◆ **WHAT IS EXPECTED**
Find the word "icon" in the listing; pull out each line holding it.

◆ **AVAILABLE DATA**

********************

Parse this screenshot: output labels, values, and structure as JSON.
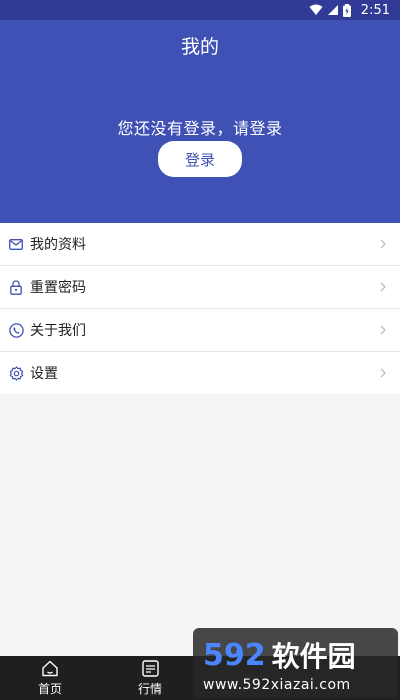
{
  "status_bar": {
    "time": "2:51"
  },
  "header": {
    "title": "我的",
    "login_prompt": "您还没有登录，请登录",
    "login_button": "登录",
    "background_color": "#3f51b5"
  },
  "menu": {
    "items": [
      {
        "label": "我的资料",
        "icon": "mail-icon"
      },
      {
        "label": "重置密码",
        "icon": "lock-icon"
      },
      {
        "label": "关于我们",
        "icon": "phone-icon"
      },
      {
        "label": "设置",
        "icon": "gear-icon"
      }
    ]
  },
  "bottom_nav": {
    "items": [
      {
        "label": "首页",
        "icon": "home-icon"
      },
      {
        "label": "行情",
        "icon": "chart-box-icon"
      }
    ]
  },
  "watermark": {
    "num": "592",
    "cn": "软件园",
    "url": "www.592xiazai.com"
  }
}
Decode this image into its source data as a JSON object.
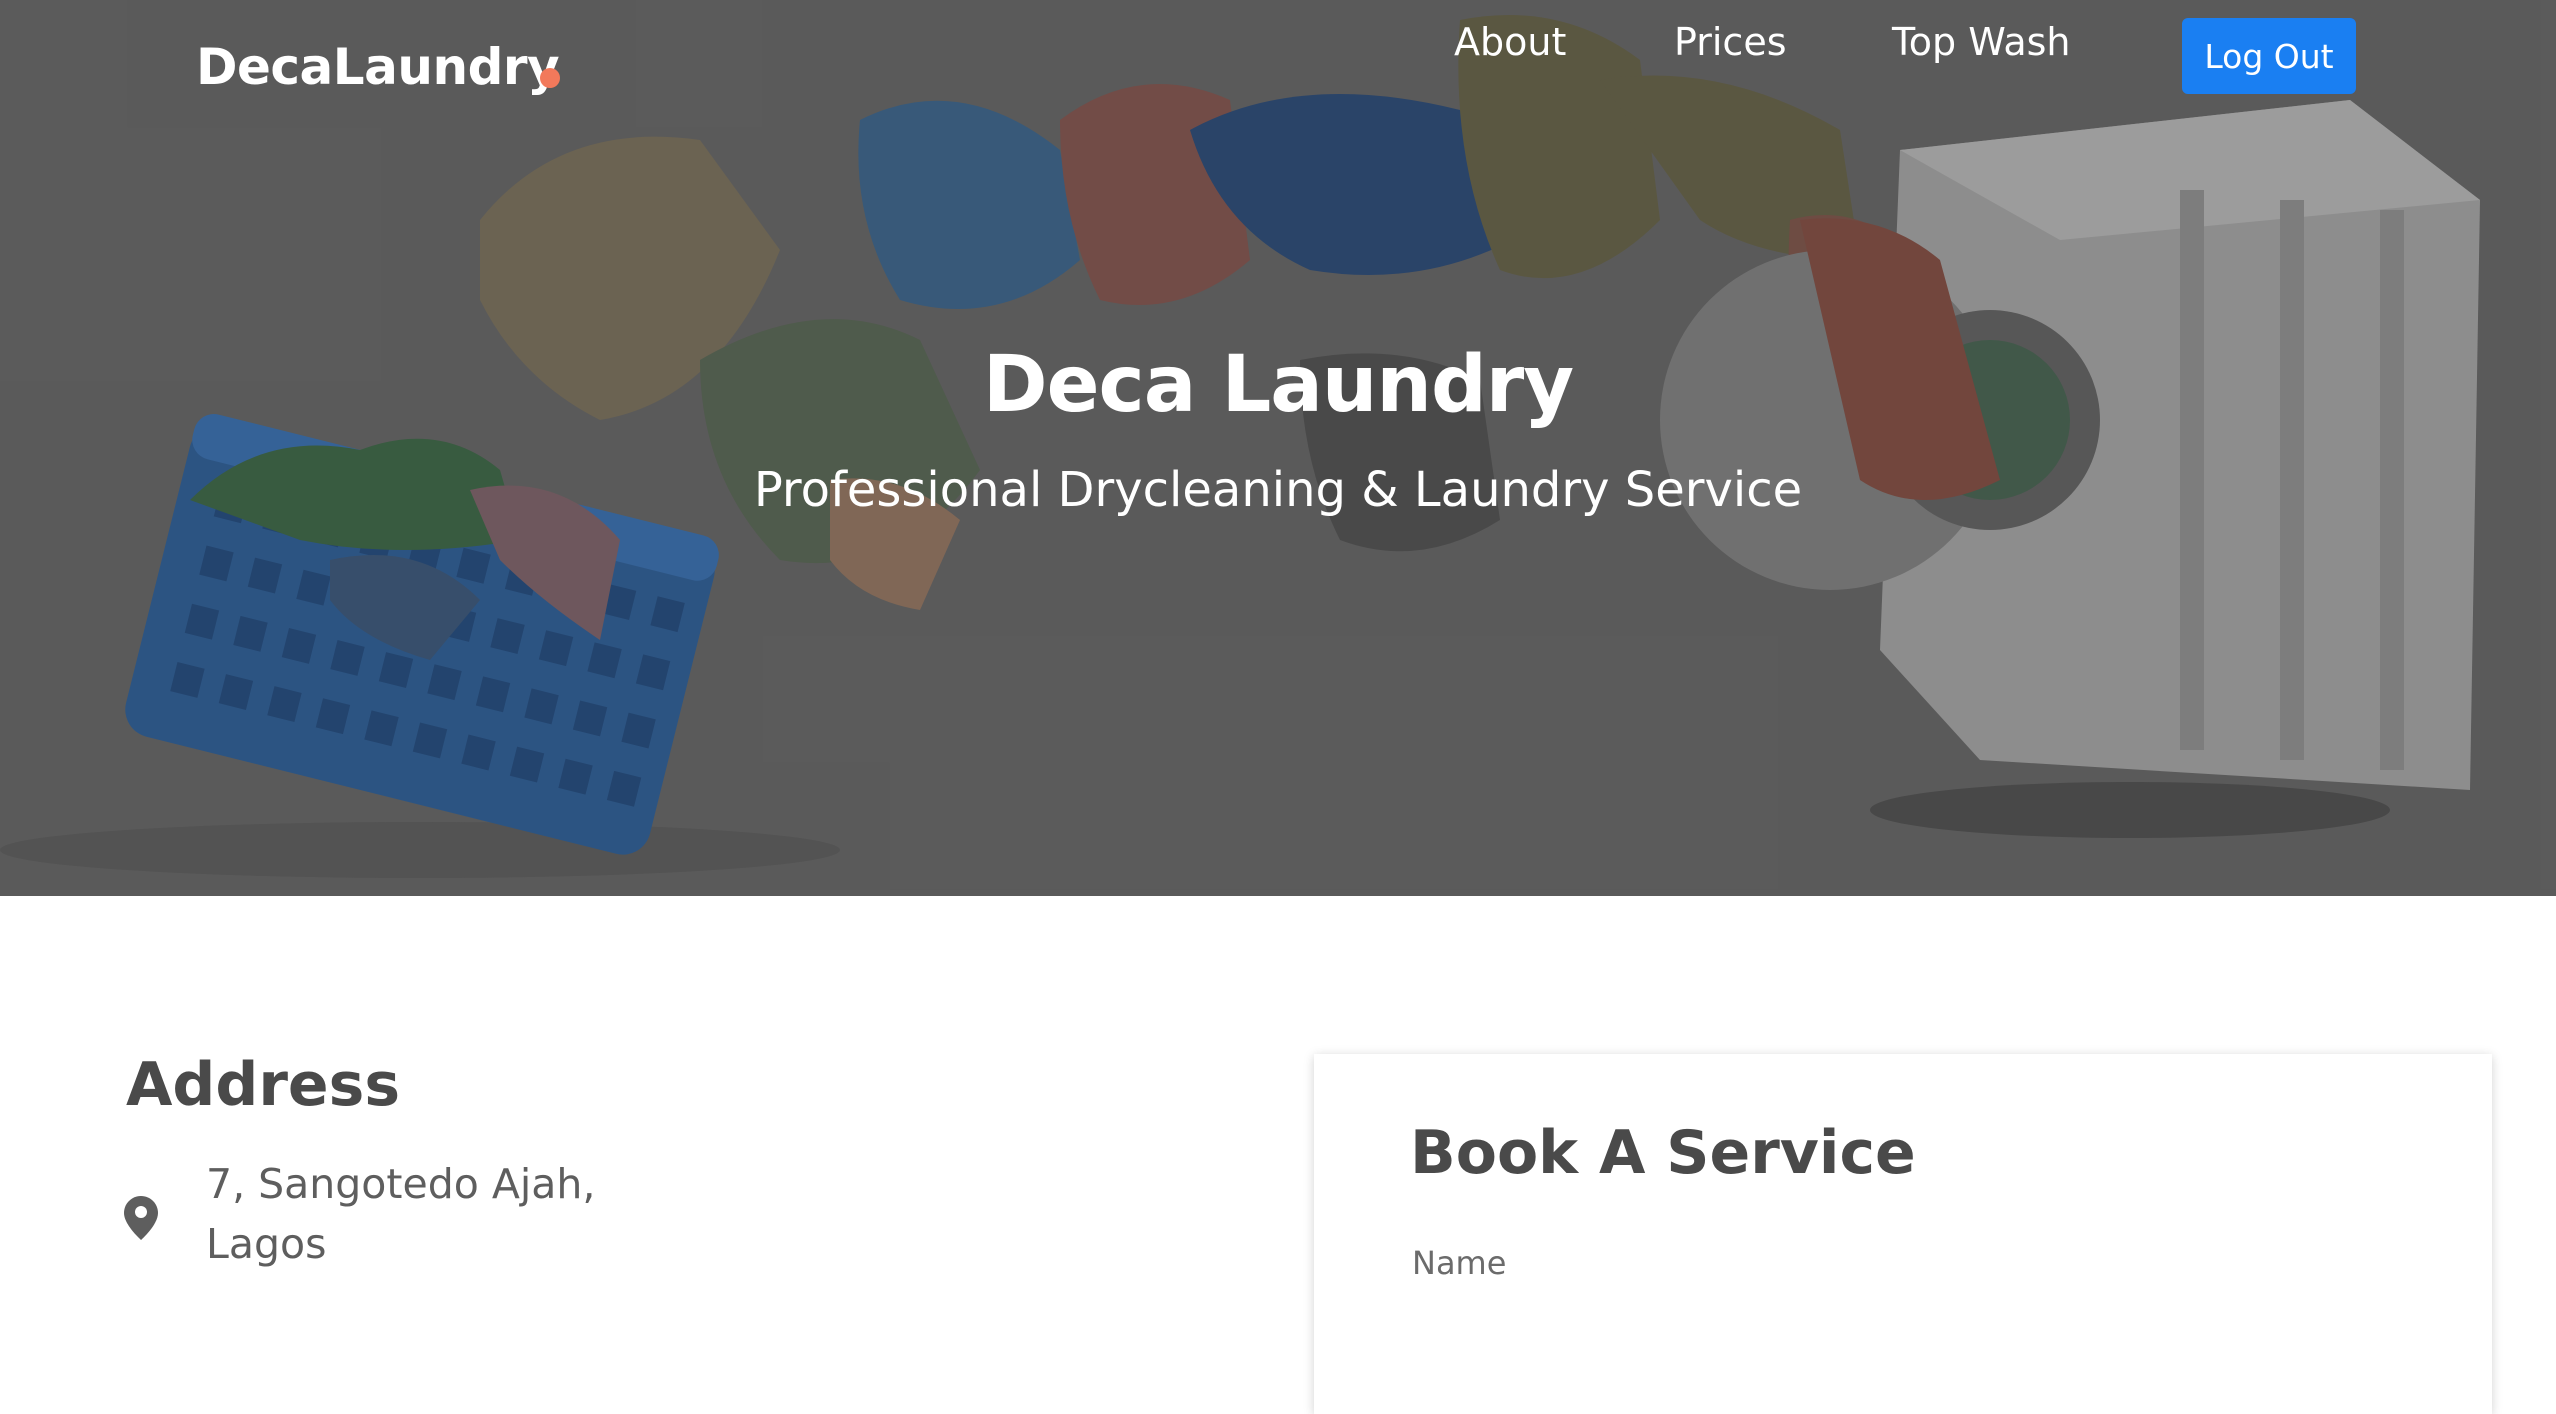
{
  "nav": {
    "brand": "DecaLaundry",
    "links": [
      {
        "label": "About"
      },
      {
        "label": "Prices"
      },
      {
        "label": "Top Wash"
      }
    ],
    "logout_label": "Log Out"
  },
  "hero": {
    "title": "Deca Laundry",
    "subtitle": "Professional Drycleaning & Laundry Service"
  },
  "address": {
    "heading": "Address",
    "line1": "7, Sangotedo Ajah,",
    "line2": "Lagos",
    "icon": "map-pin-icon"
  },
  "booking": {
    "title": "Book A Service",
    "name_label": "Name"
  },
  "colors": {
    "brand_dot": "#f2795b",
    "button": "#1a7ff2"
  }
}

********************

◆ **ANSWER TO THE EXERCISE**
        "icon": "mail-icon"
        "icon": "lock-icon"
        "icon": "phone-icon"
        "icon": "gear-icon"
        "icon": "home-icon"
        "icon": "chart-box-icon"
    "icon": "map-pin-icon"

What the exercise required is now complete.